WORK ITEM: Your task is to copy every line below that contains the word "description".

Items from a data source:

--------------------

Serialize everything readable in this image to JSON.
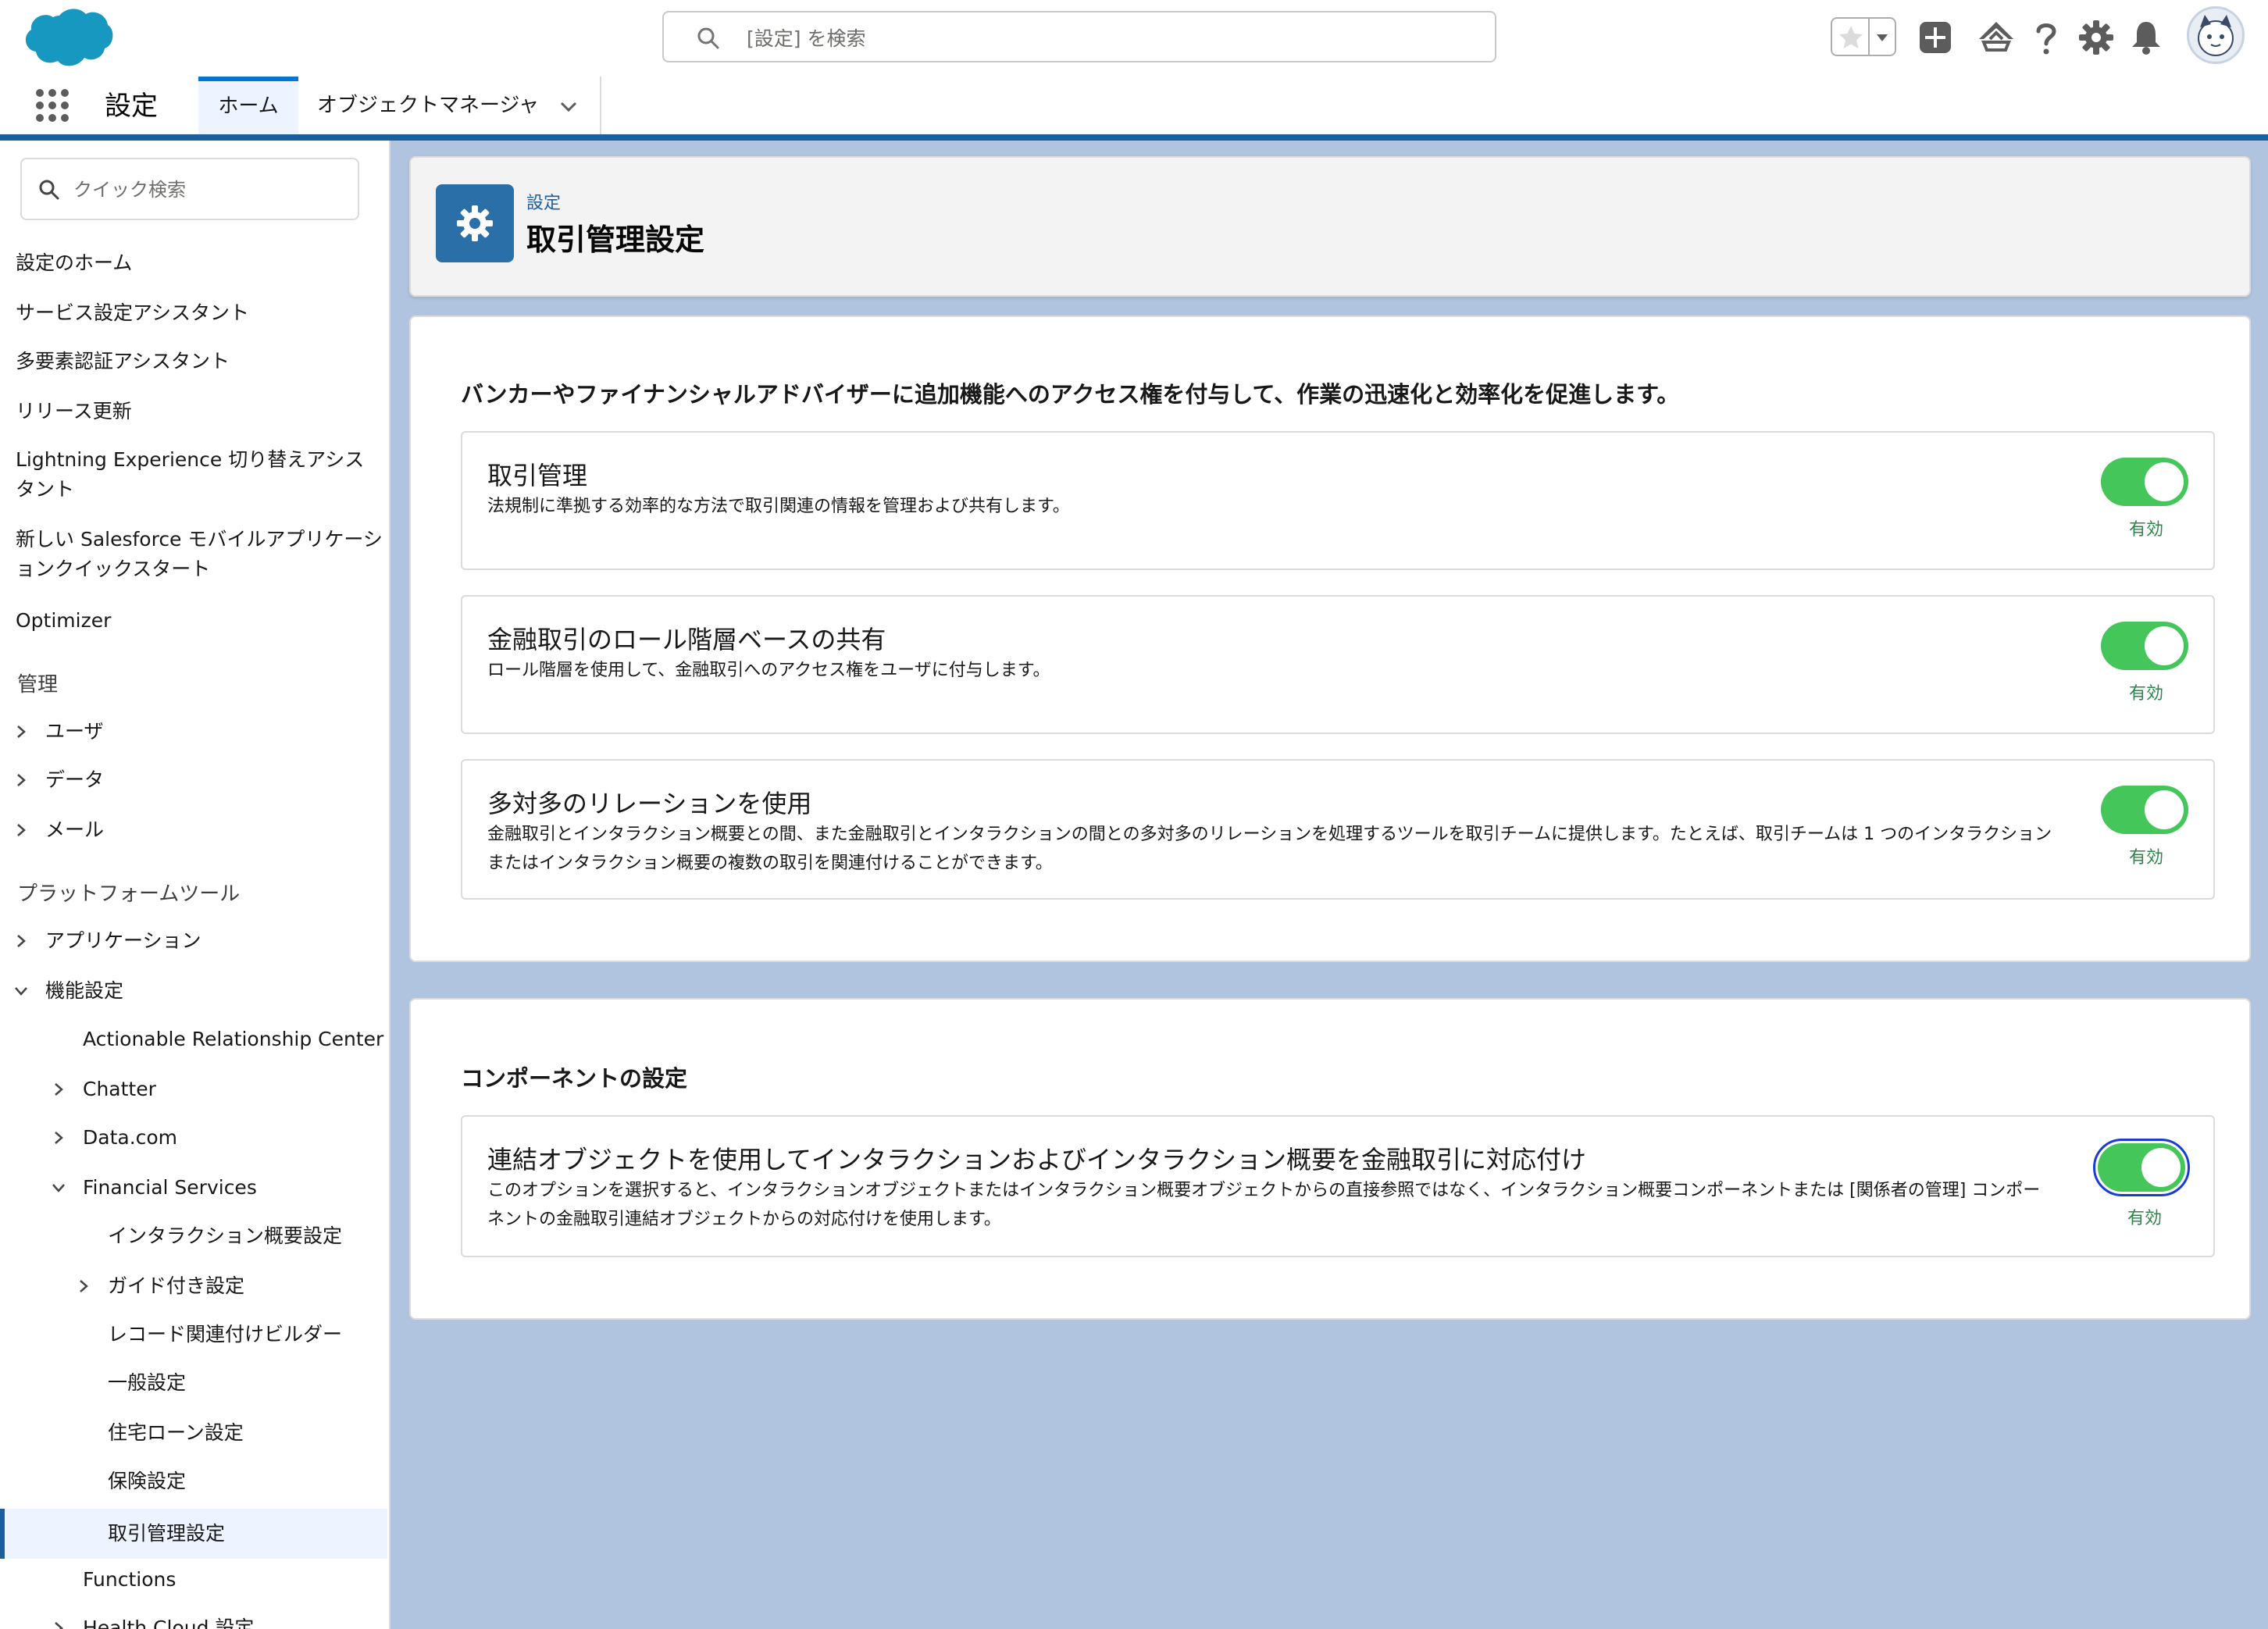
{
  "header": {
    "search_placeholder": "[設定] を検索"
  },
  "context": {
    "app_name": "設定",
    "tabs": [
      {
        "label": "ホーム"
      },
      {
        "label": "オブジェクトマネージャ"
      }
    ]
  },
  "sidebar": {
    "quick_find_placeholder": "クイック検索",
    "items": [
      "設定のホーム",
      "サービス設定アシスタント",
      "多要素認証アシスタント",
      "リリース更新",
      "Lightning Experience 切り替えアシスタント",
      "新しい Salesforce モバイルアプリケーションクイックスタート",
      "Optimizer"
    ],
    "sections": {
      "admin": "管理",
      "platform": "プラットフォームツール"
    },
    "admin_items": [
      "ユーザ",
      "データ",
      "メール"
    ],
    "platform_items": [
      "アプリケーション",
      "機能設定"
    ],
    "feature_items": [
      "Actionable Relationship Center",
      "Chatter",
      "Data.com",
      "Financial Services"
    ],
    "fs_items": [
      "インタラクション概要設定",
      "ガイド付き設定",
      "レコード関連付けビルダー",
      "一般設定",
      "住宅ローン設定",
      "保険設定",
      "取引管理設定"
    ],
    "after_items": [
      "Functions"
    ],
    "partial_item": "Health Cloud 設定"
  },
  "page": {
    "breadcrumb": "設定",
    "title": "取引管理設定"
  },
  "card1": {
    "intro": "バンカーやファイナンシャルアドバイザーに追加機能へのアクセス権を付与して、作業の迅速化と効率化を促進します。",
    "settings": [
      {
        "title": "取引管理",
        "description": "法規制に準拠する効率的な方法で取引関連の情報を管理および共有します。",
        "status": "有効"
      },
      {
        "title": "金融取引のロール階層ベースの共有",
        "description": "ロール階層を使用して、金融取引へのアクセス権をユーザに付与します。",
        "status": "有効"
      },
      {
        "title": "多対多のリレーションを使用",
        "description": "金融取引とインタラクション概要との間、また金融取引とインタラクションの間との多対多のリレーションを処理するツールを取引チームに提供します。たとえば、取引チームは 1 つのインタラクションまたはインタラクション概要の複数の取引を関連付けることができます。",
        "status": "有効"
      }
    ]
  },
  "card2": {
    "heading": "コンポーネントの設定",
    "settings": [
      {
        "title": "連結オブジェクトを使用してインタラクションおよびインタラクション概要を金融取引に対応付け",
        "description": "このオプションを選択すると、インタラクションオブジェクトまたはインタラクション概要オブジェクトからの直接参照ではなく、インタラクション概要コンポーネントまたは [関係者の管理] コンポーネントの金融取引連結オブジェクトからの対応付けを使用します。",
        "status": "有効"
      }
    ]
  },
  "colors": {
    "brand_blue": "#1b5f9e",
    "toggle_on": "#45c65a",
    "status_text": "#2e844a",
    "background": "#b0c4df"
  }
}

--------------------

RESPONSE:
        "description": "法規制に準拠する効率的な方法で取引関連の情報を管理および共有します。",
        "description": "ロール階層を使用して、金融取引へのアクセス権をユーザに付与します。",
        "description": "金融取引とインタラクション概要との間、また金融取引とインタラクションの間との多対多のリレーションを処理するツールを取引チームに提供します。たとえば、取引チームは 1 つのインタラクションまたはインタラクション概要の複数の取引を関連付けることができます。",
        "description": "このオプションを選択すると、インタラクションオブジェクトまたはインタラクション概要オブジェクトからの直接参照ではなく、インタラクション概要コンポーネントまたは [関係者の管理] コンポーネントの金融取引連結オブジェクトからの対応付けを使用します。",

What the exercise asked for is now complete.